Files ending in
.rss are automatically generated, if you have news sections.
Untitled doesn’t really support multi-language sites very well, and it assumes that you speak English. It assumes that you will write websites in English. It’s on the TODO to change this.
However! Rudimentary logic exists in the build script, for having translated pages.
If you have a file named file.md, it’s assumed that this page will be in English. If you want a Russian page, you would make a file named file.ru.md
If you made an override file such as file.nav, file.css. file.template or file.footer, it will also apply on file.ru.md
The language is also inserted into the page as e.g.
lang=ar in the main HTML tag. Also: if Hebrew (.he) or Arabic (.ar), untitled knows already to set the text order right-to-left instead of left-to-right.
If you wanted to have a page that is primarily in English, but you wanted to have translated pages, you could make them. Fun fact: you can make a
file.nav and put an index there linking to all the translated pages!
As you can see, handling multi-language sites is possible even now, but it is assumed that the default language is English! What if the site was primarily for Chinese users, but that site also wanted an English version? Well, this level of sophistication is not yet supported by Untitled, but it is desirable. If you wish to implement it, please submit a patch! Otherwise, it will be implemented at a later date. I’m (Leah Rowe here, breaking the fourth wall) planning to have translations for pages on the Libreboot website at some point in the future, so I will be implementing this functionality myself regardless, if nobody else wants to do it.

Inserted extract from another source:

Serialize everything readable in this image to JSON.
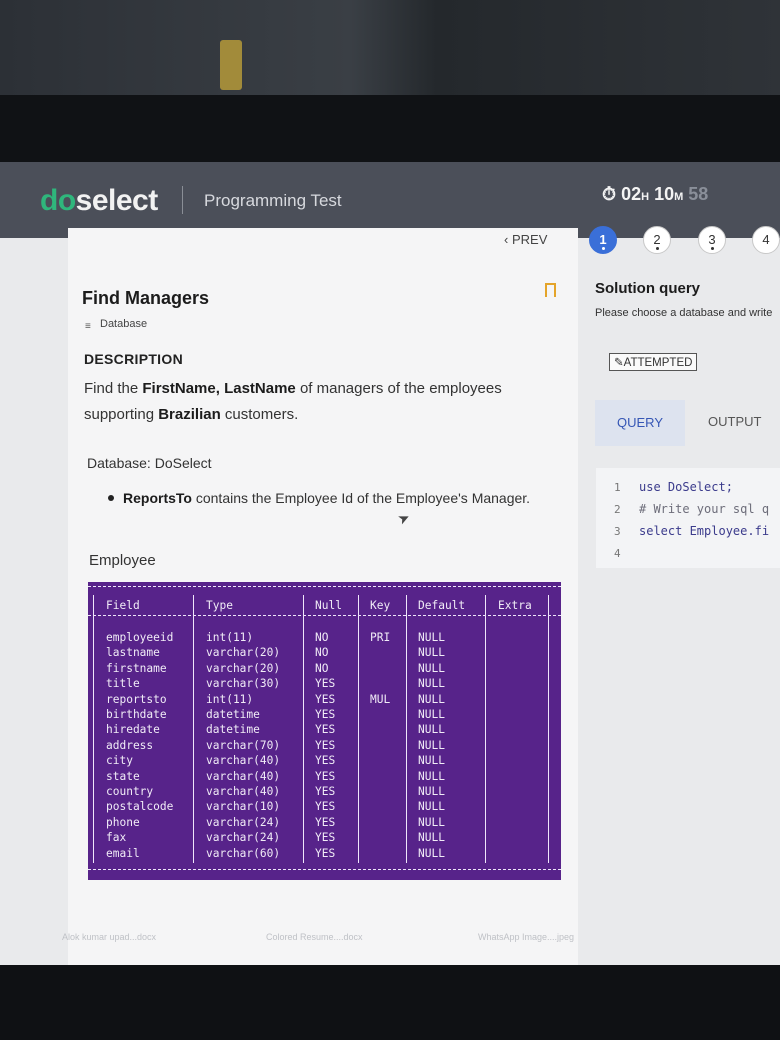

Untitled static site generator only cares about the files specified on this page. It ignores all other files.
For things like images, videos and other binary files, it is recommended that you create a specific directory or subdomain for them, and have only markdown files on your Untitled website.
However, it’s up to you how you run your infrastructure.
It is recommended that you use a Git repository to host your website. Then you can easily keep track of changes to your site. You would use a static version of Untitled on your server, and just build new changes to your site whenever you push them. This is actually why the
site/ directory is enforced under the
www/sitename/ directory for each site, so as to encourage good practise (because by doing it this way, the
.git directory will not be visible on your public web server. You do not want that directory to be visible!)
Markdown file for this page: https://untitled.vimuser.org/index.md
This HTML page was generated by untitled static site generator.